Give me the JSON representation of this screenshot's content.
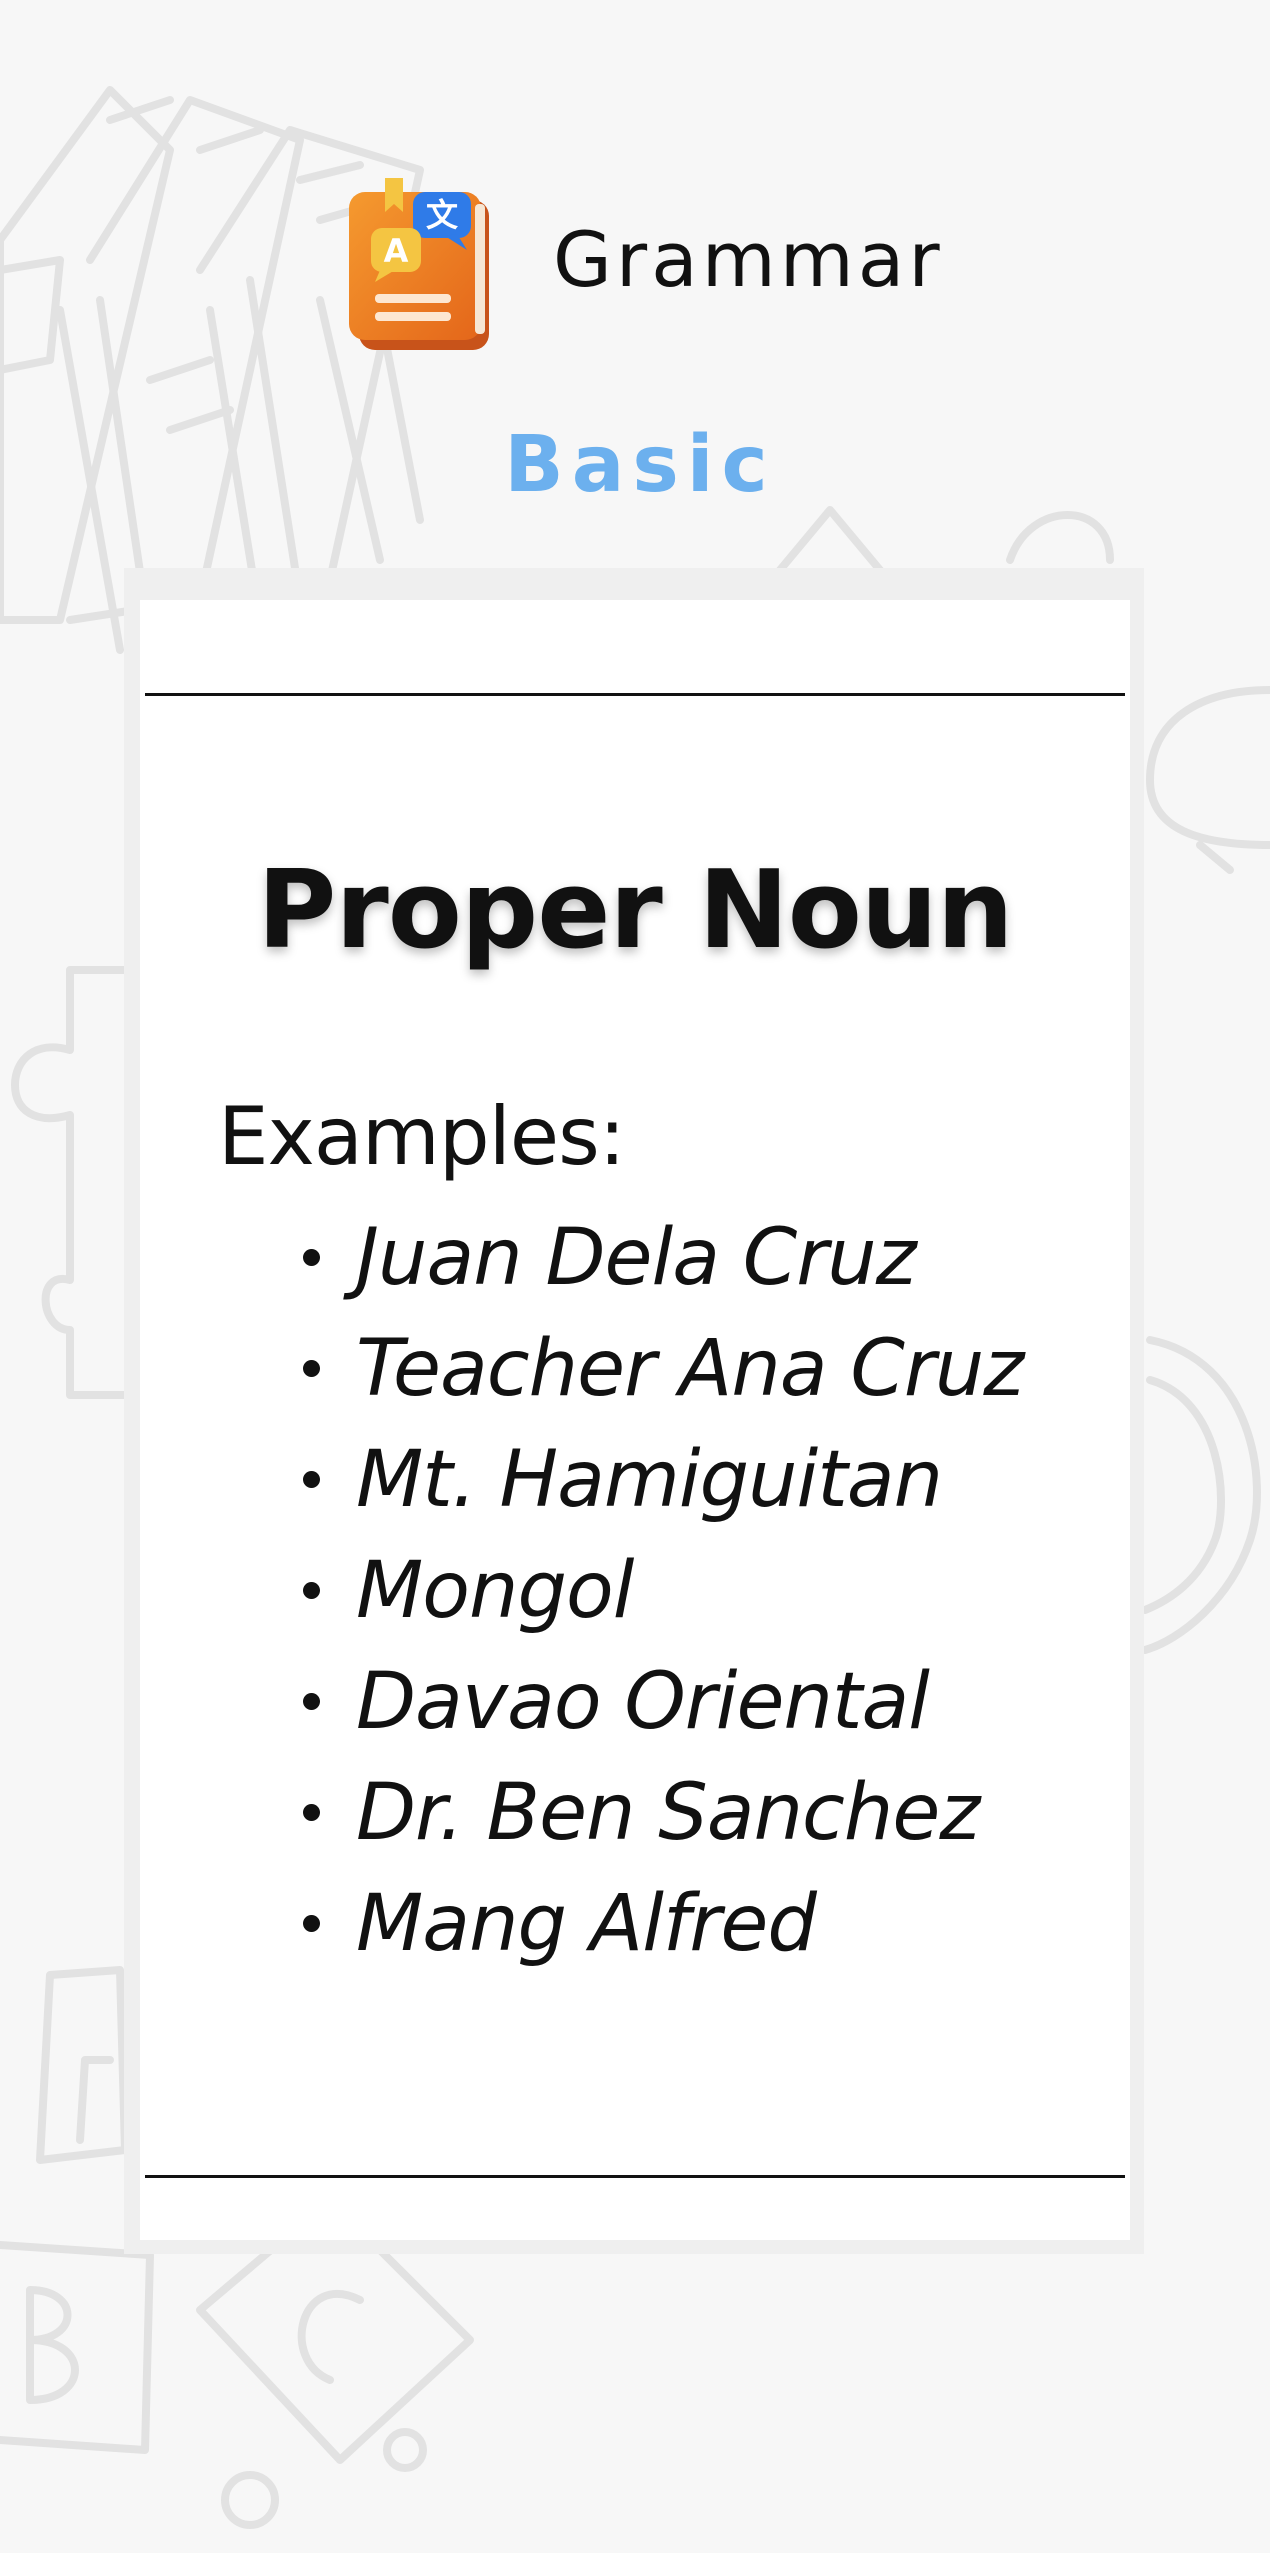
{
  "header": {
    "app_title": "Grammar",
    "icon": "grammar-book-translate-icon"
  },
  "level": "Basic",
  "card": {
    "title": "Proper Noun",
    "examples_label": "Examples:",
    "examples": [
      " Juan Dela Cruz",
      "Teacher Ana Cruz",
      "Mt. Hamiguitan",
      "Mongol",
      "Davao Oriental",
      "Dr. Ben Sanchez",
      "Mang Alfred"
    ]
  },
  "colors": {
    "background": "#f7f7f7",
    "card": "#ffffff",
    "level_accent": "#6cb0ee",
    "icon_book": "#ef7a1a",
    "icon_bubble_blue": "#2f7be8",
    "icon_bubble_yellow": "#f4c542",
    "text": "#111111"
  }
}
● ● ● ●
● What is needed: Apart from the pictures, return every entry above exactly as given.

● Response box:
Give me the JSON representation of this screenshot's content.
{
  "header": {
    "app_title": "Grammar",
    "icon": "grammar-book-translate-icon"
  },
  "level": "Basic",
  "card": {
    "title": "Proper Noun",
    "examples_label": "Examples:",
    "examples": [
      " Juan Dela Cruz",
      "Teacher Ana Cruz",
      "Mt. Hamiguitan",
      "Mongol",
      "Davao Oriental",
      "Dr. Ben Sanchez",
      "Mang Alfred"
    ]
  },
  "colors": {
    "background": "#f7f7f7",
    "card": "#ffffff",
    "level_accent": "#6cb0ee",
    "icon_book": "#ef7a1a",
    "icon_bubble_blue": "#2f7be8",
    "icon_bubble_yellow": "#f4c542",
    "text": "#111111"
  }
}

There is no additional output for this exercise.